Jane Fraser’s early career advising financial firms on tough problems is about to come in handy atop Citigroup Inc.
Fraser faces a slew of challenges and several looming deadlines as she becomes chief executive officer of the third-largest U.S. bank . Her to-do list includes overhauling controls to satisfy regulators, reshaping operations around the globe, meeting environmental and workforce-diversity goals and guiding the firm out of a pandemic that’s forced many of its employees home and eroded revenue.
In one sign of what’s ahead, her executive team is likely to tell the Office of the Comptroller of the Currency the company needs to hire thousands of coders and compliance officers to see through mandated improvements, according to a person familiar with the plan. Behind the scenes, the recruiting spree already has begun, pushing up costs this quarter.

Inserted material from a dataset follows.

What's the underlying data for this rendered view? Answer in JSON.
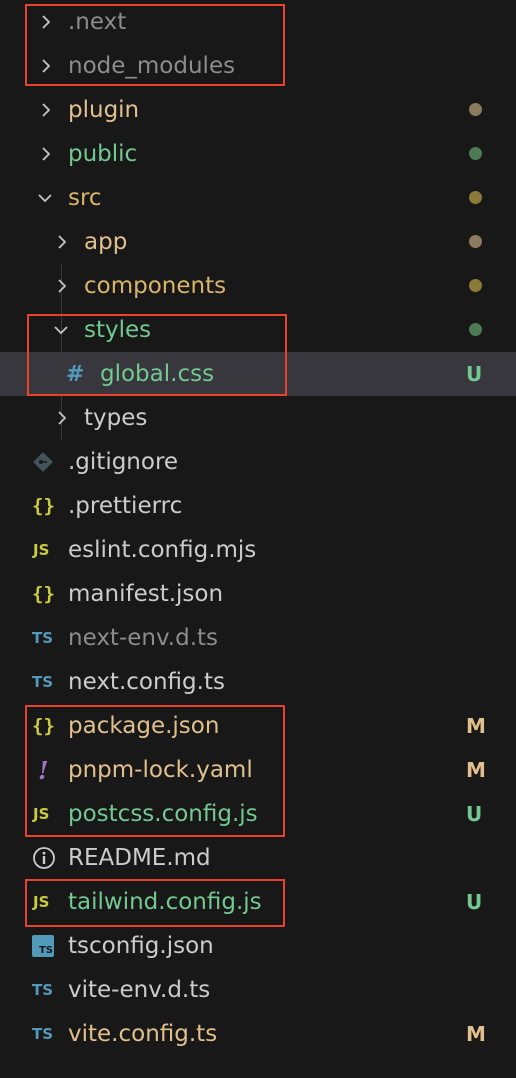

“The biggest thing on her plate is going to be the consent orders” issued by the OCC and Federal Reserve last year, said David Konrad, an analyst at D.A. Davidson. “The overall investment in the franchise in terms of technology is probably the thing she has the biggest sense of urgency for.”
Fraser, 53, was a partner at McKinsey & Co. focusing on financial services and strategy before joining the lender in 2006. Her ascent to CEO is both a milestone for an industry dominated by men and a formality. Ever since the board announced in September that she would succeed Michael Corbat this month, she’s been gearing up, overseeing sweeping reviews of business lines, systems and personnel policies — sometimes steeping herself in details.
Fraser already has handed her fellow board members a report showing how millions of pieces of data zip through Citigroup’s systems and laying out steps to fix deficiencies. The plan also was sent to the OCC’s lead examiner for the bank, Greg Sullivan, who now expects quarterly updates until the consent order is resolved.
An even more detailed document, the bank’s so-called comprehensive action plan covering tech and risk management, is due to the OCC in May.
Meanwhile, the Federal Reserve has its own demands. Citigroup has identified gaps in programs for managing liquidity and compliance, and it must next submit a plan to address them.
Through all of this, the New York-based bank is adopting a more hands-on approach to diagnosing and treating its ails.
“We often used outside consultants instead of doing this work ourselves,” Chief Administrative Officer Karen Peetz told a conference in November. “But we are committed for this go-around and for the future that these will be Citi employees who will be working on this.”
The firm predicts tech spending will contribute to an increase in total costs of as much as 3% this year, hindering efforts to improve returns. For her part, Fraser is looking for ways to simplify the company.